    Responding to both you and @pallas, I didn't think the article assigned any sort of undue importance to the news other than the acknowledgement that it happened. But nevertheless, as inconsequential as it might be in the abstract, I think both the announcement by the Swedish politicians and the posting of the article here were meant to create recognition and spur conversation. If you think there are important things related to Thunberg to discuss, this strikes me as a perfect opportunity to do so. If you think she does or does not deserve the prize, this would also be an appropriate time to raise that.
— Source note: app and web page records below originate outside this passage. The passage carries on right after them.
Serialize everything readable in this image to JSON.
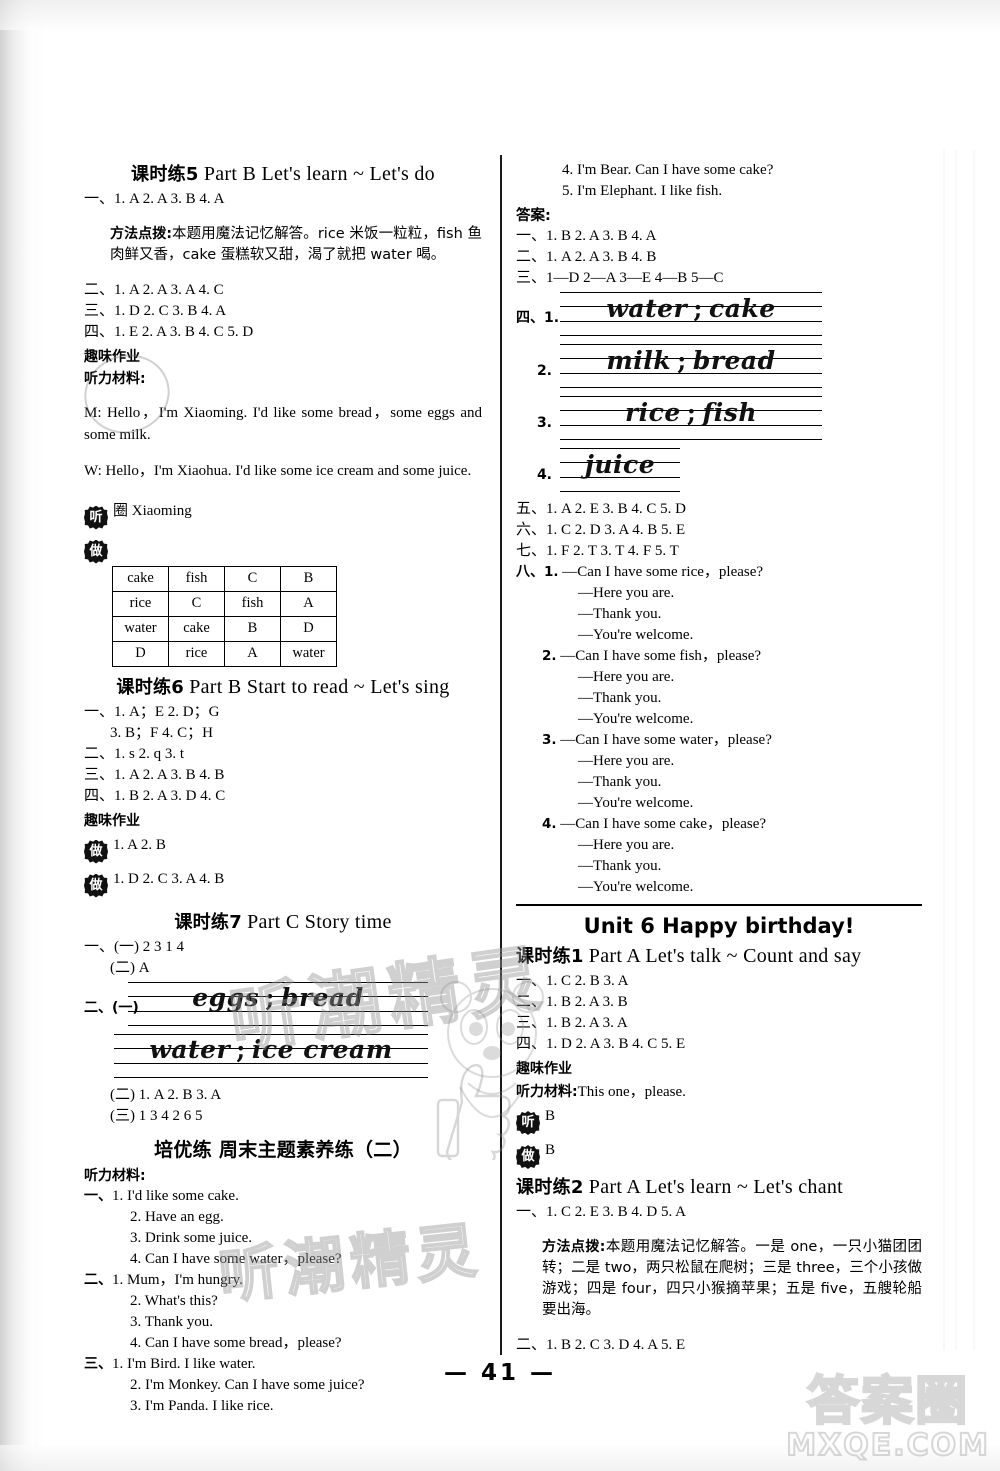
{
  "page": {
    "number": "41",
    "number_display": "— 41 —"
  },
  "watermark": {
    "cn_big": "听潮精灵",
    "cn_mid": "听潮精灵",
    "corner_cn": "答案圈",
    "corner_domain": "MXQE.COM"
  },
  "left_column": {
    "lesson5": {
      "heading_cn": "课时练5",
      "heading_en": "Part B   Let's learn ~ Let's do",
      "answers": [
        "一、1. A  2. A  3. B  4. A",
        "二、1. A  2. A  3. A  4. C",
        "三、1. D  2. C  3. B  4. A",
        "四、1. E  2. A  3. B  4. C  5. D"
      ],
      "tip_label": "方法点拨:",
      "tip_text": "本题用魔法记忆解答。rice 米饭一粒粒，fish 鱼肉鲜又香，cake 蛋糕软又甜，渴了就把 water 喝。",
      "fun_label": "趣味作业",
      "listening_label": "听力材料:",
      "script": [
        "M: Hello，I'm Xiaoming. I'd like some bread，some eggs and some milk.",
        "W: Hello，I'm Xiaohua.  I'd like some ice cream and some juice."
      ],
      "listen_badge": "听",
      "listen_answer": "圈 Xiaoming",
      "do_badge": "做",
      "grid": [
        [
          "cake",
          "fish",
          "C",
          "B"
        ],
        [
          "rice",
          "C",
          "fish",
          "A"
        ],
        [
          "water",
          "cake",
          "B",
          "D"
        ],
        [
          "D",
          "rice",
          "A",
          "water"
        ]
      ]
    },
    "lesson6": {
      "heading_cn": "课时练6",
      "heading_en": "Part B   Start to read ~ Let's sing",
      "answers": [
        "一、1. A；E  2. D；G",
        "3. B；F  4. C；H",
        "二、1. s  2. q  3. t",
        "三、1. A  2. A  3. B  4. B",
        "四、1. B  2. A  3. D  4. C"
      ],
      "fun_label": "趣味作业",
      "badge_rows": [
        {
          "badge": "做",
          "text": "1. A  2. B"
        },
        {
          "badge": "做",
          "text": "1. D  2. C  3. A  4. B"
        }
      ]
    },
    "lesson7": {
      "heading_cn": "课时练7",
      "heading_en": "Part C   Story time",
      "line1": "一、(一)  2  3  1  4",
      "line2": "(二) A",
      "write_label": "二、(一)",
      "handwriting": [
        {
          "left": "eggs",
          "sep": ";",
          "right": "bread"
        },
        {
          "left": "water",
          "sep": ";",
          "right": "ice cream"
        }
      ],
      "line3": "(二) 1. A  2. B  3. A",
      "line4": "(三) 1  3  4  2  6  5"
    },
    "peiyou": {
      "heading_cn": "培优练   周末主题素养练（二）",
      "listening_label": "听力材料:",
      "groups": [
        {
          "label": "一、",
          "items": [
            "1. I'd like some cake.",
            "2. Have an egg.",
            "3. Drink some juice.",
            "4. Can I have some water，please?"
          ]
        },
        {
          "label": "二、",
          "items": [
            "1. Mum，I'm hungry.",
            "2. What's this?",
            "3. Thank you.",
            "4. Can I have some bread，please?"
          ]
        },
        {
          "label": "三、",
          "items": [
            "1. I'm Bird.  I like water.",
            "2. I'm Monkey.  Can I have some juice?",
            "3. I'm Panda.  I like rice."
          ]
        }
      ]
    }
  },
  "right_column": {
    "script_cont": [
      "4. I'm Bear.  Can I have some cake?",
      "5. I'm Elephant.  I like fish."
    ],
    "answer_label": "答案:",
    "answers_top": [
      "一、1. B  2. A  3. B  4. A",
      "二、1. A  2. A  3. B  4. B",
      "三、1—D  2—A  3—E  4—B  5—C"
    ],
    "write_section": {
      "label": "四、",
      "rows": [
        {
          "num": "1.",
          "left": "water",
          "sep": ";",
          "right": "cake"
        },
        {
          "num": "2.",
          "left": "milk",
          "sep": ";",
          "right": "bread"
        },
        {
          "num": "3.",
          "left": "rice",
          "sep": ";",
          "right": "fish"
        },
        {
          "num": "4.",
          "left": "juice",
          "sep": "",
          "right": ""
        }
      ]
    },
    "answers_mid": [
      "五、1. A  2. E  3. B  4. C  5. D",
      "六、1. C  2. D  3. A  4. B  5. E",
      "七、1. F  2. T  3. T  4. F  5. T"
    ],
    "dialogues": {
      "label": "八、",
      "items": [
        {
          "num": "1.",
          "lines": [
            "—Can I have some rice，please?",
            "—Here you are.",
            "—Thank you.",
            "—You're welcome."
          ]
        },
        {
          "num": "2.",
          "lines": [
            "—Can I have some fish，please?",
            "—Here you are.",
            "—Thank you.",
            "—You're welcome."
          ]
        },
        {
          "num": "3.",
          "lines": [
            "—Can I have some water，please?",
            "—Here you are.",
            "—Thank you.",
            "—You're welcome."
          ]
        },
        {
          "num": "4.",
          "lines": [
            "—Can I have some cake，please?",
            "—Here you are.",
            "—Thank you.",
            "—You're welcome."
          ]
        }
      ]
    },
    "unit6": {
      "title": "Unit 6   Happy birthday!",
      "lesson1": {
        "heading_cn": "课时练1",
        "heading_en": "Part A   Let's talk ~ Count and say",
        "answers": [
          "一、1. C  2. B  3. A",
          "二、1. B  2. A  3. B",
          "三、1. B  2. A  3. A",
          "四、1. D  2. A  3. B  4. C  5. E"
        ],
        "fun_label": "趣味作业",
        "listening_label": "听力材料:",
        "listening_text": "This one，please.",
        "badge_rows": [
          {
            "badge": "听",
            "text": "B"
          },
          {
            "badge": "做",
            "text": "B"
          }
        ]
      },
      "lesson2": {
        "heading_cn": "课时练2",
        "heading_en": "Part A   Let's learn ~ Let's chant",
        "answer1": "一、1. C  2. E  3. B  4. D  5. A",
        "tip_label": "方法点拨:",
        "tip_text": "本题用魔法记忆解答。一是 one，一只小猫团团转；二是 two，两只松鼠在爬树；三是 three，三个小孩做游戏；四是 four，四只小猴摘苹果；五是 five，五艘轮船要出海。",
        "answer2": "二、1. B  2. C  3. D  4. A  5. E"
      }
    }
  }
}
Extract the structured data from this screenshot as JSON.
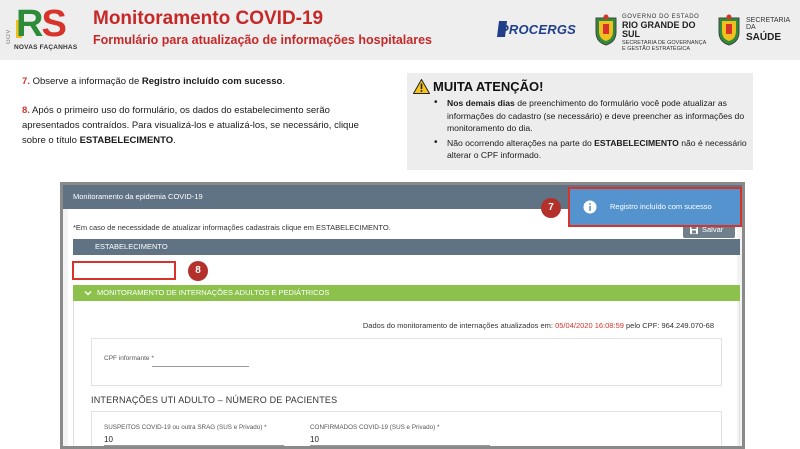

But to say "well, the nomination process is a formality and these stories aren't predictive" seemed to me to shut down that conversation before it could happen.

    1 vote
  20. Comment on Greta Thunberg nominated for 2020 Nobel Peace Prize in ~enviro

    daturkel
    Link Parent
    The first sentence of the linked article explains exactly how she was nominated: It's possible others nominated her too. I don't think anyone would argue that Thunberg has caused the deaths of...

    The first sentence of the linked article explains exactly how she was nominated:

    Two Swedish MPs have nominated Swedish climate activist Greta Thunberg, and the Fridays For Future protest movement she began, for 2020’s Nobel Peace Prize, TT agency reported citing a letter from Swedish parliamentarians.

    It's possible others nominated her too.

    I don't think anyone would argue that Thunberg has caused the deaths of millions, so I'm not sure where you're going with that line. If the answer is "the nominations aren't always reasonable," I guess that's all well and good, but feels somewhat tangential unless you have an argument that Thunberg is one such example.

    5 votes